** Opening The data block **

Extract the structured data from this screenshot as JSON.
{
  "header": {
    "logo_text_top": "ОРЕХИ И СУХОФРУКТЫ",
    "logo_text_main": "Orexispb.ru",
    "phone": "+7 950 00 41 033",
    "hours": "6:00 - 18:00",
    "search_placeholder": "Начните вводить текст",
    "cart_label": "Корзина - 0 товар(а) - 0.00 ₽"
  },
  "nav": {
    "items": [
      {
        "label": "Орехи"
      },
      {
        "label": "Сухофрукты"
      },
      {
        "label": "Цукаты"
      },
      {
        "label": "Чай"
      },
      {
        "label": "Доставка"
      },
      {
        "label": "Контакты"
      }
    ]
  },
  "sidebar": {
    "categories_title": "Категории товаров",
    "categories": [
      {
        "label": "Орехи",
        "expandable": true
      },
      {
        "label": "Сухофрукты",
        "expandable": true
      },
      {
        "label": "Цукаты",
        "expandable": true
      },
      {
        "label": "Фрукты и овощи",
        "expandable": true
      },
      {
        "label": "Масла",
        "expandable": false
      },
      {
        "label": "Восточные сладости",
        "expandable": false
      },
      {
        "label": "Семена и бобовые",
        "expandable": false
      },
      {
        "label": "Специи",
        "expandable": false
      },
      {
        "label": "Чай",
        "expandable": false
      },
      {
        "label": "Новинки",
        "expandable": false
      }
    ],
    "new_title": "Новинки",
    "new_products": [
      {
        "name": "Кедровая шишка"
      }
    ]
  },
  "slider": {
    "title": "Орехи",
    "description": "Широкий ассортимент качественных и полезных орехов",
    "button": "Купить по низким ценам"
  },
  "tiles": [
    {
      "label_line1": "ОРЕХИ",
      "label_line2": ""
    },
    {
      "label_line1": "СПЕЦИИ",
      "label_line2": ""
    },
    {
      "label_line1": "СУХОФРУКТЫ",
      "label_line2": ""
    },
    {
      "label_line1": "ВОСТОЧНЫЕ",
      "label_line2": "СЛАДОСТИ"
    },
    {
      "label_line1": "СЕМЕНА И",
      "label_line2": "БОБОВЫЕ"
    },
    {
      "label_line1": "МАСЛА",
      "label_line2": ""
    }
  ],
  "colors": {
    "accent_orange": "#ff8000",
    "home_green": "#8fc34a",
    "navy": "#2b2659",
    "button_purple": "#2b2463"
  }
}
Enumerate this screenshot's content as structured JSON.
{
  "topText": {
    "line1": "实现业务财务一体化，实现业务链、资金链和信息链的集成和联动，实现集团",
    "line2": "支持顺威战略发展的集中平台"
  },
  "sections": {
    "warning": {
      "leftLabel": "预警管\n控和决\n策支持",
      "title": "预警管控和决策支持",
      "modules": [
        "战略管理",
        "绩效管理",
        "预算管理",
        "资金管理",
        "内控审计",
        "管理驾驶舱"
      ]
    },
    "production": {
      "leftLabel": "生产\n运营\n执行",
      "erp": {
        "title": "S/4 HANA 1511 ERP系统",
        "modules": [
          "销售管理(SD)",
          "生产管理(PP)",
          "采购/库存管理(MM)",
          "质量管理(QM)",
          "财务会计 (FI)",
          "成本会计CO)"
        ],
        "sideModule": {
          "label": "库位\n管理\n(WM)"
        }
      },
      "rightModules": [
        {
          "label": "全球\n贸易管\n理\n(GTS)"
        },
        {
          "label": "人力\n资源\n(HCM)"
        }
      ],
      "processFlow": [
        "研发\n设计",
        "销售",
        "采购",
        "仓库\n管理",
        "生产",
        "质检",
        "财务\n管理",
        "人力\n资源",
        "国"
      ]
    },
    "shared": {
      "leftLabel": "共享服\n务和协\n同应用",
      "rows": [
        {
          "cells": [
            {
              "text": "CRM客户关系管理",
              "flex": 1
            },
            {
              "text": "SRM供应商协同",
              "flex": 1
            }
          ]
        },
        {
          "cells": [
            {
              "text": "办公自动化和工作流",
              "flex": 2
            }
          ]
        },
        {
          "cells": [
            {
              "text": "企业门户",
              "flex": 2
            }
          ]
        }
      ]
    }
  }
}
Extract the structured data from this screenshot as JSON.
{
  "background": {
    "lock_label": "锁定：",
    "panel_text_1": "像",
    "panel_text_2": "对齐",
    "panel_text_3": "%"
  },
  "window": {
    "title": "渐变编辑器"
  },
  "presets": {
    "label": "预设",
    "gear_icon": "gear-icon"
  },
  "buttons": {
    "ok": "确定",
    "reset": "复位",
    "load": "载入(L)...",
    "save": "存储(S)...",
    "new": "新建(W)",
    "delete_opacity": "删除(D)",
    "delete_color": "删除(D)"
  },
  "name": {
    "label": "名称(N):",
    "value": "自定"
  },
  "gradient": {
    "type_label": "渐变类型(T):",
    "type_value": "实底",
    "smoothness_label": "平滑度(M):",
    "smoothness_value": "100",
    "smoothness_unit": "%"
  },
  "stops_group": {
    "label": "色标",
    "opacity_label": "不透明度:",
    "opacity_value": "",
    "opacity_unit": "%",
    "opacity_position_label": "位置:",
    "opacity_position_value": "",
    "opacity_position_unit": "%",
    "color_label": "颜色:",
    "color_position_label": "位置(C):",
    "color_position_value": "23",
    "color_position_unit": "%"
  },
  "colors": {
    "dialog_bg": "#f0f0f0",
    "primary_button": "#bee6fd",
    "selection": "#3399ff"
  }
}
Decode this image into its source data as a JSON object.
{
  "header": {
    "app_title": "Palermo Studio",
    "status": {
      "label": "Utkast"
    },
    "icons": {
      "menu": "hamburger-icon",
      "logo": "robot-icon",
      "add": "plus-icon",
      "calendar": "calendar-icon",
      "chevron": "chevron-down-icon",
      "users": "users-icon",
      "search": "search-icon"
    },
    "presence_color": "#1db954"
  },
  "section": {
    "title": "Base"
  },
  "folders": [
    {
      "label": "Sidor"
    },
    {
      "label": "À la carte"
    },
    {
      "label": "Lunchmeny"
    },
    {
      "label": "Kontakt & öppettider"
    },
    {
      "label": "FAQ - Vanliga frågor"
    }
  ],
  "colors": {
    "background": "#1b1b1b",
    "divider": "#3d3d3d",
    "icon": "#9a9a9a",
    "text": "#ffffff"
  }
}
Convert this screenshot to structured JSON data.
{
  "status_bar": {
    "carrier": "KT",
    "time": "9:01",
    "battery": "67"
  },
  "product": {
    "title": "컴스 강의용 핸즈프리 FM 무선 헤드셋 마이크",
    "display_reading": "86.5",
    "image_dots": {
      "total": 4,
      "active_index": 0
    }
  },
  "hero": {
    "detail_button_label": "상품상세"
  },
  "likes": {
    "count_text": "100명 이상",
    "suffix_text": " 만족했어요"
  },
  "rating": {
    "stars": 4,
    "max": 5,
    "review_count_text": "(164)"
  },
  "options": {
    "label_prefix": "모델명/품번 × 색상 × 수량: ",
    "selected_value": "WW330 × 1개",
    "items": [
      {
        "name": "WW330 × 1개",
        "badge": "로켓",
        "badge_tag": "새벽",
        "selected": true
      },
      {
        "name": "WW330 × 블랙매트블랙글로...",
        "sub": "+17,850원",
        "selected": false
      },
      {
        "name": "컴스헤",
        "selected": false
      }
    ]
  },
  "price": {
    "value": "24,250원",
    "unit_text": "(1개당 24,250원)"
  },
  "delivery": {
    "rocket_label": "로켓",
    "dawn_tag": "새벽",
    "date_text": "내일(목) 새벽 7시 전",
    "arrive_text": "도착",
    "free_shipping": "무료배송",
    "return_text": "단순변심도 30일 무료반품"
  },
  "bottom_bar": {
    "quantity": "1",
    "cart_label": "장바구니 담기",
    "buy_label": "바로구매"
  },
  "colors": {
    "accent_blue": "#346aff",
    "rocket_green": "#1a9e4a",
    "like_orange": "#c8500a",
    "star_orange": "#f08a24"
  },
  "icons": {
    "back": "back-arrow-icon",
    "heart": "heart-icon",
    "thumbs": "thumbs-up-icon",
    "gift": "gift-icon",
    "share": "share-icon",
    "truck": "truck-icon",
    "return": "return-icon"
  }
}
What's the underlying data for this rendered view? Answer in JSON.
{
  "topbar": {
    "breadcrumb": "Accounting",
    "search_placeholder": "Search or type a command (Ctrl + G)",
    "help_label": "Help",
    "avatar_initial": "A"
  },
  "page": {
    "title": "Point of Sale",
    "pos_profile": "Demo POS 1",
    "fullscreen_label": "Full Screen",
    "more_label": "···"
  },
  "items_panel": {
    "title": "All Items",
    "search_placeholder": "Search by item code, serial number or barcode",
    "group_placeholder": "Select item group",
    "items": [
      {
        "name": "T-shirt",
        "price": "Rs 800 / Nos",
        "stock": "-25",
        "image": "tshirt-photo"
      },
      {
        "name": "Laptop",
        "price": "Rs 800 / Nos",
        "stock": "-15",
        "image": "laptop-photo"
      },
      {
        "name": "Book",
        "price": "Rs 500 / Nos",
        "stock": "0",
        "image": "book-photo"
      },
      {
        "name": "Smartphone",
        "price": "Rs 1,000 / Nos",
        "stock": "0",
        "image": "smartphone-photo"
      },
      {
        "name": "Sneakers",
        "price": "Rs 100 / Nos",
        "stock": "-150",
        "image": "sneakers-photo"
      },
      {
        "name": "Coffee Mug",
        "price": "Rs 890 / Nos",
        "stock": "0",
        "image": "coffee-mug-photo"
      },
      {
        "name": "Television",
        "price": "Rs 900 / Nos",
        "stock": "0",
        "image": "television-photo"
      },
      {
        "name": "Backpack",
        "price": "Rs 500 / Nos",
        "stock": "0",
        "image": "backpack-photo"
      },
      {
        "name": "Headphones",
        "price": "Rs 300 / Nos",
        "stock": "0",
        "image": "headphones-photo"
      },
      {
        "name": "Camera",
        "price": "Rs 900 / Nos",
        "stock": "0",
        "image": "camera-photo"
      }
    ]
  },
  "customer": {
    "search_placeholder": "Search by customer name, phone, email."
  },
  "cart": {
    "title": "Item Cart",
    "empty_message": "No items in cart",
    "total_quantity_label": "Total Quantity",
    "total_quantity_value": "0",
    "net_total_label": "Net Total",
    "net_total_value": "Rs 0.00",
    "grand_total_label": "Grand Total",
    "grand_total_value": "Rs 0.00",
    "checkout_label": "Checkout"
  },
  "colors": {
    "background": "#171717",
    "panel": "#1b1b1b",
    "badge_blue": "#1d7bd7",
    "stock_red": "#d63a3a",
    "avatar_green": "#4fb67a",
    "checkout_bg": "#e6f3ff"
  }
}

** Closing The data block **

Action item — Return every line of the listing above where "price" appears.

Output of the exercise —
  "price": {
        "price": "Rs 800 / Nos",
        "price": "Rs 800 / Nos",
        "price": "Rs 500 / Nos",
        "price": "Rs 1,000 / Nos",
        "price": "Rs 100 / Nos",
        "price": "Rs 890 / Nos",
        "price": "Rs 900 / Nos",
        "price": "Rs 500 / Nos",
        "price": "Rs 300 / Nos",
        "price": "Rs 900 / Nos",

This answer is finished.